Heroes. It’s a word we use a lot, but never has it been more justified than it is today.
Because that is the only word that can begin to do justice to the men who grace the front page of our paper today.
These men - now all in their 90s - helped to liberate a nation from Nazism during the Second World War.
The Sheffield and Doncaster heroes landed on the beaches of Normandy on D-Day and fought to protect our country, our freedoms and our lives while laying their own on the line.
They fought for the freedom of millions of people in Europe.
They fought in order to try to put an end to the tyrannical terror and the horrors of the Nazi regime during its march across the continent.
They might be eight of the most important men in Europe.
For their efforts helped win the battle on the beaches that turned out to be one of the most decisive in the entire war effort, and was a vital step along the way to the Nazi regime’s ultimate capitulation.
Today, we are so very proud to be able to report that these men have been handed the highest military honour in France, the Légion d’honneur.
It is only right that we honour the amazing contribution that these men made, and it should fill every Sheffielder and every Doncaster resident with pride that France has recognised their valiant heroism, too.
On their 21st birthday, most youngsters are out in the city centre, having a laugh with their friends, drinking one too many beers and enjoying the times of their lives.
That’s made possible because people like Doug Austin gave up his 21st birthday, on July 23, 1944, to spend it in Normandy, preparing to put his life on the line once more.
He wouldn’t have been sure he’d reach his 22nd.
It’s vital that we all stop to consider the sacrifice that Doug and all five of these men made on a daily basis for years of their lives.
It’s also crucial that we pass on these stories to our children, and our grandchildren, so that their stories continue to be told and their sacrifices continue to be honoured.
All we can say is thank you.
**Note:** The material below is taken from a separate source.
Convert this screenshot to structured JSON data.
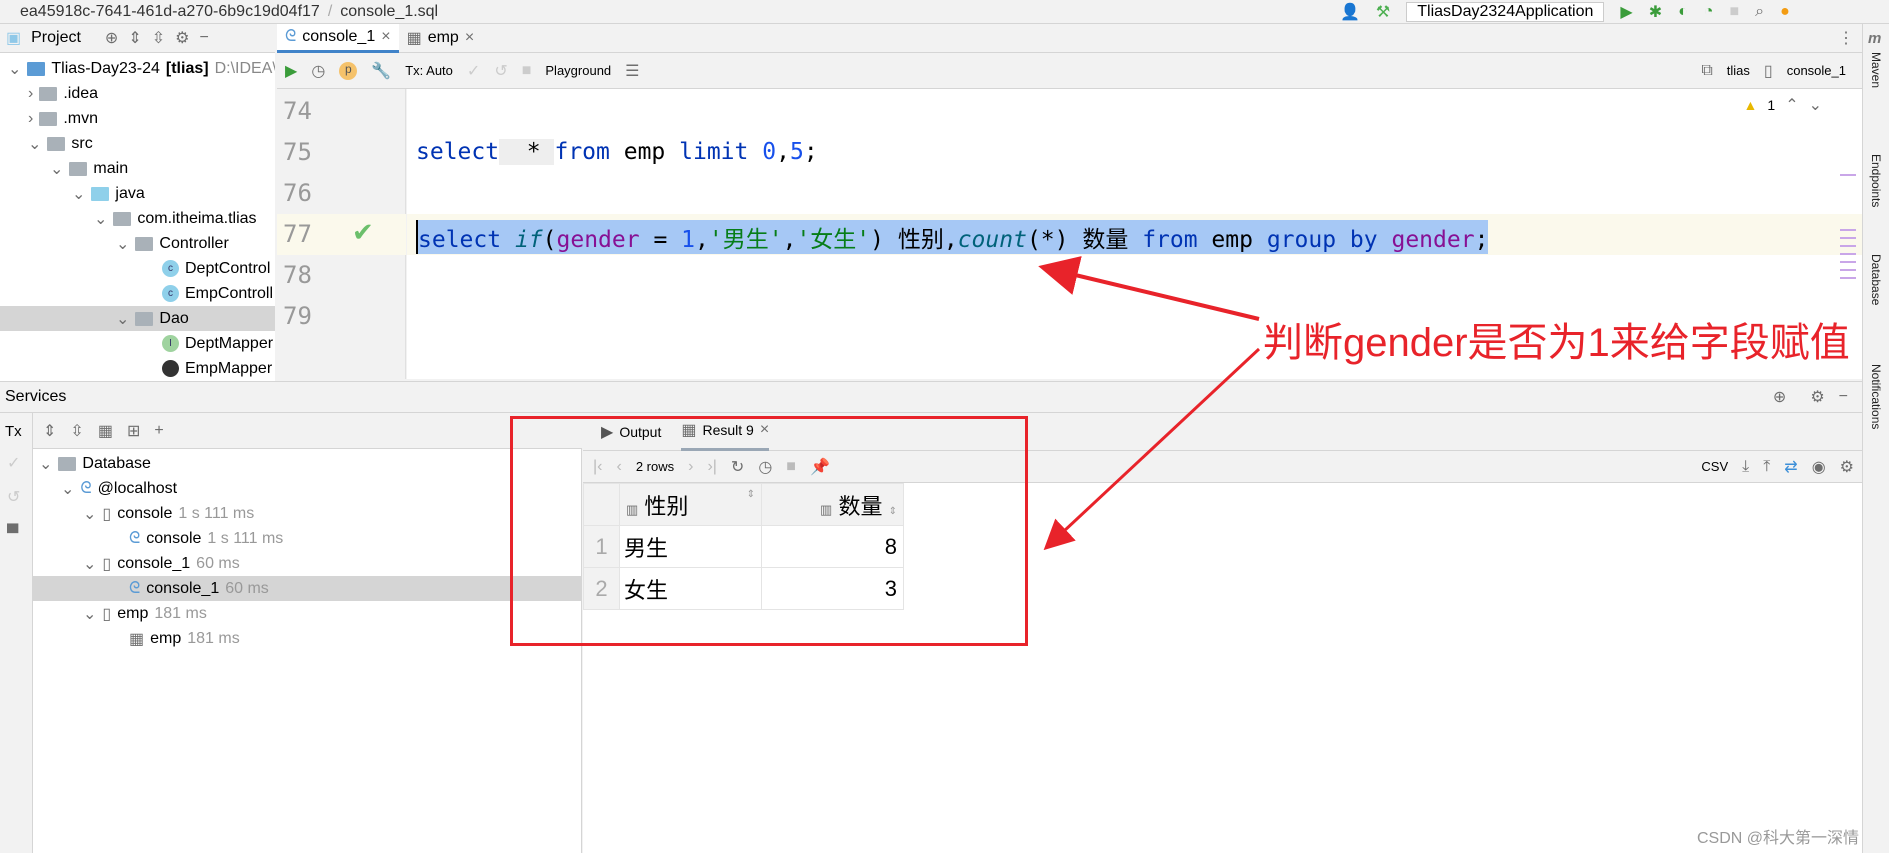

Thank you, Cyril Elliott, Doug Austin, Les Giles, Bill Hartley, Ken Johnson, Patrick Strafford, Charlie Hill and Doug Parker, for what you did for Sheffield and the country as a whole.
And not just these men: we say thanks to every soldier on that front line, everyone who gave their lives, and every man, woman and child who helped the war effort – and not just then, but through every conflict.
It will never be forgotten.